The mind perceives the manifold of sense under the forms of time and space. These are known through a priori intuitions for of them we may have universal and necessary proposi tions, such as those of geometry, which could not be arrived at through a summation of par ticulars. They supply unity to the internal and external sense respectively. Space and time have accordingly "transcendental ideality,' i.e., considered as to their origin in the act of know ing, they are ideal, being supplied by the mind.
The matter of perception is the sensation without form. The object, as perceived, is a phenomenon, but behind the phenomenon is something occasioning its being perceived. Al though this thing itself, or "noumenon," must remain unknown to us, for our minds can not reproduce it except according to their own conditions, it is not to be looked on as a mere dialectical by-product, for Kant needed the con ception of noumenon in his moral philosophy.
The second part of the takes up the question of the synthesis of the understand ing. The act of judgment, A is B, is a syn thesis. B may be thought of as a part of, a cause of, or a quality of A, etc. These various relations in which experience is thought, such as whole and part, cause and effect, substance and attribute, are the °categories" or forms of synthesis of the understanding. Kant deduced them from •the classification of propositions given in formal logic. Their significance lies in the conception which they give of knowl edge as a structure, constituted by the mind, and not an accumulation, as, for example, the general conception of universal causal relation among phenomena, is a result of the mind im posing its own law of unity on the manifold, and thus constituting an organized world. The application of these laws of the understanding, however, is only to the world of phenomena be yond which their reign does not extend.
Reason cannot remain satisfied with the manifold given by the understanding in thought and must think this under absolute and uncon ditioned forms which it supplies in the "ideas": "the unity of the thinking "the abso lute unity of the series of the conditions of phenomenap• "the absolute unity of the condi tion of all objects of thought in general," or, in other words, the simple soul, the cosmos and God. The objects of these ideas of pure rea son cannot be presented in possible experience and we can only possess a *problematical con ception' of them. We are led to these ideas by a "necessary procedure of reason," but the at tempts of the orthodox metaphysics to estab lish their objective reality are shown to be il logical and contradictory, thought here running out into certain antinomies. These ideas ex press the utmost possibility of synthesis, the vanishing points in the perspective of human experience. As such they are of use in experi ence, but not for gaining knowledge of the na ture of reality through reason pure and simple.

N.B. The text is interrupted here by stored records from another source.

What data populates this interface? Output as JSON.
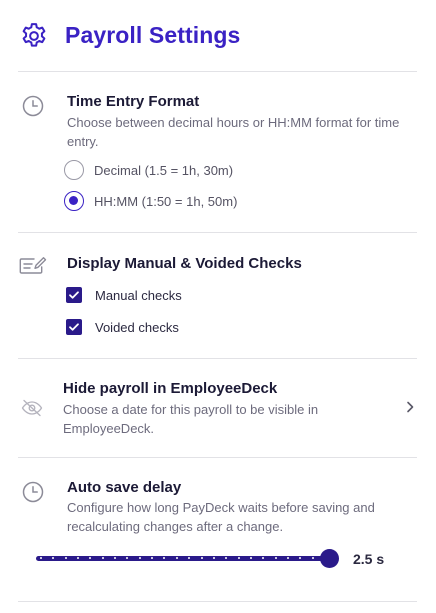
{
  "header": {
    "title": "Payroll Settings",
    "icon": "gear-icon"
  },
  "time_entry": {
    "title": "Time Entry Format",
    "description": "Choose between decimal hours or HH:MM format for time entry.",
    "icon": "clock-icon",
    "options": [
      {
        "label": "Decimal (1.5 = 1h, 30m)",
        "selected": false
      },
      {
        "label": "HH:MM (1:50 = 1h, 50m)",
        "selected": true
      }
    ]
  },
  "checks": {
    "title": "Display Manual & Voided Checks",
    "icon": "check-edit-icon",
    "items": [
      {
        "label": "Manual checks",
        "checked": true
      },
      {
        "label": "Voided checks",
        "checked": true
      }
    ]
  },
  "hide_payroll": {
    "title": "Hide payroll in EmployeeDeck",
    "description": "Choose a date for this payroll to be visible in EmployeeDeck.",
    "icon": "eye-off-icon"
  },
  "auto_save": {
    "title": "Auto save delay",
    "description": "Configure how long PayDeck waits before saving and recalculating changes after a change.",
    "icon": "clock-icon",
    "value_label": "2.5 s",
    "slider_fraction": 1.0
  },
  "colors": {
    "accent": "#3a22c4",
    "dark_accent": "#2a1a8a",
    "divider": "#e2e2e6"
  }
}
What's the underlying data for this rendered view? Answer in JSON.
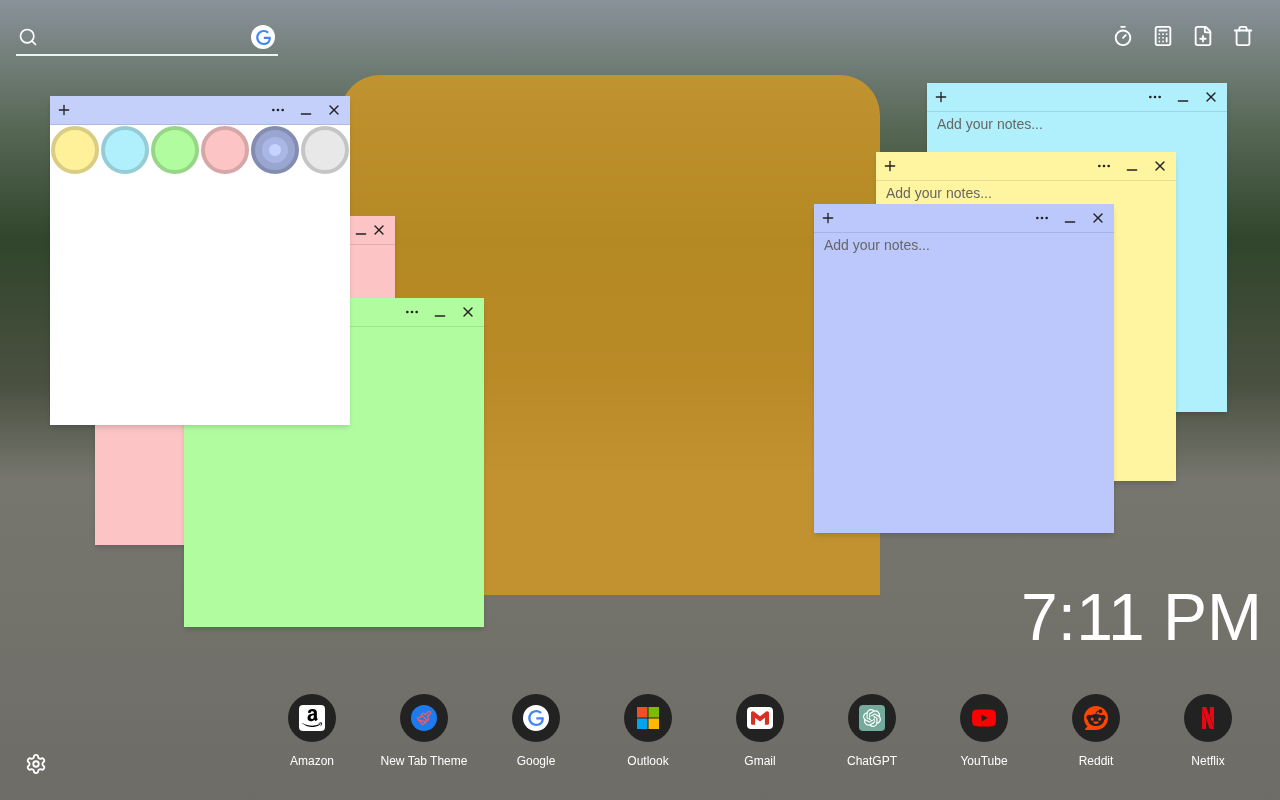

The influence of the in the history of philosophy has been multiform and is to-day a factor to be reckoned with. The limitation of our knowledge to phenomena comes down in the French positivists and Herbert Spencer; for German idealism the laws of the under standing become the most important features in the structure of reality; and further conse quences by way of Kantian ethics are, perhaps, even more far-reaching.
There are two English translations of the of Pure Reason): one by Max Muller (2d ed., London 1896), and the other J. M. D. Meiklejohn (London 1854 and re prints). The former is much the better. The great commentary in English is E. Caird's Critical Philosophy of (2 vols., London 1889). Four representative German interpre tations are those of Kuno Fischer, H. Vaihin ger, Erich Adickes and Cohen.
WALTETt B. VF.AZIE, Department of Philosophy, Columbia Univer sity.